    Lucky timing! The oxpecker was originally sitting on hippo's head. I could see the hippo was going into a huge yawn (threat display?) and the oxpecker had to vacate it's perch. When I snapped the pic, the oxpecker appeared on the verge of being inhaled and was perfectly positioned between the massive gaping jaws of the hippo. The oxpecker also appears to be screeching in terror and back-pedaling to avoid being a snack!

    Abrar Mohsin/National Geographic Traveler Photo Contest

    National Geographic Traveler Photo Contest Entries

    Slide 8

    The Yetis of Nepal - The Aghoris as they are called are marked by colorful body paint and clothes

    Madeline Crowley/National Geographic Traveler Photo Contest

    National Geographic Traveler Photo Contest Entries

    Slide 9

    Taken from a zodiac raft on a painfully cold, rainy day

    Ian Bird/National Geographic Traveler Photo Contest

    National Geographic Traveler Photo Contest Entries

    Slide 10

    This wave is situated right near the CBD of Sydney. Some describe it as the most dangerous wave in Australia, due to it breaking on barnacle covered rocks only a few feet deep and only ten metres from the cliff face. If you fall off you could find yourself in a life and death situation. This photo was taken 300 feet directly above the wave from a helicopter, just as the surfer is pulling into the lip of the barrel.

  • Recent Slide Shows

Comments

0 Comments

Comment Preview

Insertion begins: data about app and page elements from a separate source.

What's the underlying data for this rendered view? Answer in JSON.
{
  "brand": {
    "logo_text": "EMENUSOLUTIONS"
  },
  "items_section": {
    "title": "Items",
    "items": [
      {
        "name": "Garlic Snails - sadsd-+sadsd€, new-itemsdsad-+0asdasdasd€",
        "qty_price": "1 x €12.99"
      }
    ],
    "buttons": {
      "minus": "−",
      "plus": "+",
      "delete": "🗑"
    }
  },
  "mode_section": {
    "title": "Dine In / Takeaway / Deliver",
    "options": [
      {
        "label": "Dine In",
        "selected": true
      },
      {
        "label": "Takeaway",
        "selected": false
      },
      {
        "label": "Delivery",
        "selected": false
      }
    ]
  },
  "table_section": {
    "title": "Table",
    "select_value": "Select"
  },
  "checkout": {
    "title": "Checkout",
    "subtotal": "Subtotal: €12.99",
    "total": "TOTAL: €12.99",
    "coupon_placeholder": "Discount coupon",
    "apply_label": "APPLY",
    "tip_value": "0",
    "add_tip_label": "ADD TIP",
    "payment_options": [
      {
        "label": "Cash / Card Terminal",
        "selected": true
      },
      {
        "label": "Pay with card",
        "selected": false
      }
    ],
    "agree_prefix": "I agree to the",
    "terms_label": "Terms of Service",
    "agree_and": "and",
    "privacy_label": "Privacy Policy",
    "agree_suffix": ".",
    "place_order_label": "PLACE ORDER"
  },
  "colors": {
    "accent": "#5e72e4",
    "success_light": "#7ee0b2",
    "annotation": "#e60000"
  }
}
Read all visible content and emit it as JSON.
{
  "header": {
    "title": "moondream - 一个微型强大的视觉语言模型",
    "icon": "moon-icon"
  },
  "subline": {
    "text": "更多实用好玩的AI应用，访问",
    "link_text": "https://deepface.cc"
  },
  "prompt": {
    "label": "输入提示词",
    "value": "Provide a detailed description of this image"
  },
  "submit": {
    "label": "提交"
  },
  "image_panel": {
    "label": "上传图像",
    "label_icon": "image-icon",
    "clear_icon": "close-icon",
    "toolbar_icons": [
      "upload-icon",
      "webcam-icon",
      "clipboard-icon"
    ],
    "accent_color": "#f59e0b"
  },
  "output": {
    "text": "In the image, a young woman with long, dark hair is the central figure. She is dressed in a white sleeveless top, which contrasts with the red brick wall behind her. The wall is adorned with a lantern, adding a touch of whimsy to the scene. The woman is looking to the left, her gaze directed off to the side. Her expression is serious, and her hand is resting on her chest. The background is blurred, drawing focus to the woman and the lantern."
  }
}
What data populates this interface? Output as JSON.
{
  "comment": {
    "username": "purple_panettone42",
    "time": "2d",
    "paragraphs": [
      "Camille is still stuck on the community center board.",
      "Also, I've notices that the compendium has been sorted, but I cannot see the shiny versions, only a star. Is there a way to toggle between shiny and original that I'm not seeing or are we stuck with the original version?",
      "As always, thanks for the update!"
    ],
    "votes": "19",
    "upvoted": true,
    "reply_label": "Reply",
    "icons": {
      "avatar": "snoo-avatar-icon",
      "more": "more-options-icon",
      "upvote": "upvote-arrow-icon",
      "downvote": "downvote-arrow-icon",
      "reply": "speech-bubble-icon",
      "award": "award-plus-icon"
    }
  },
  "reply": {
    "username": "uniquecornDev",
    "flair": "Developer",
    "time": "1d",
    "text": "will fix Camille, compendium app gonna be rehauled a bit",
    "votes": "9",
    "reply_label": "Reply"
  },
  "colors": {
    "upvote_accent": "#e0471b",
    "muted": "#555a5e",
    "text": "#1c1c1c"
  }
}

Your name will appear as username ( settings | log out )

You may use these HTML tags and attributes: <a href=""> <b> <em> <strong> <i> <blockquote>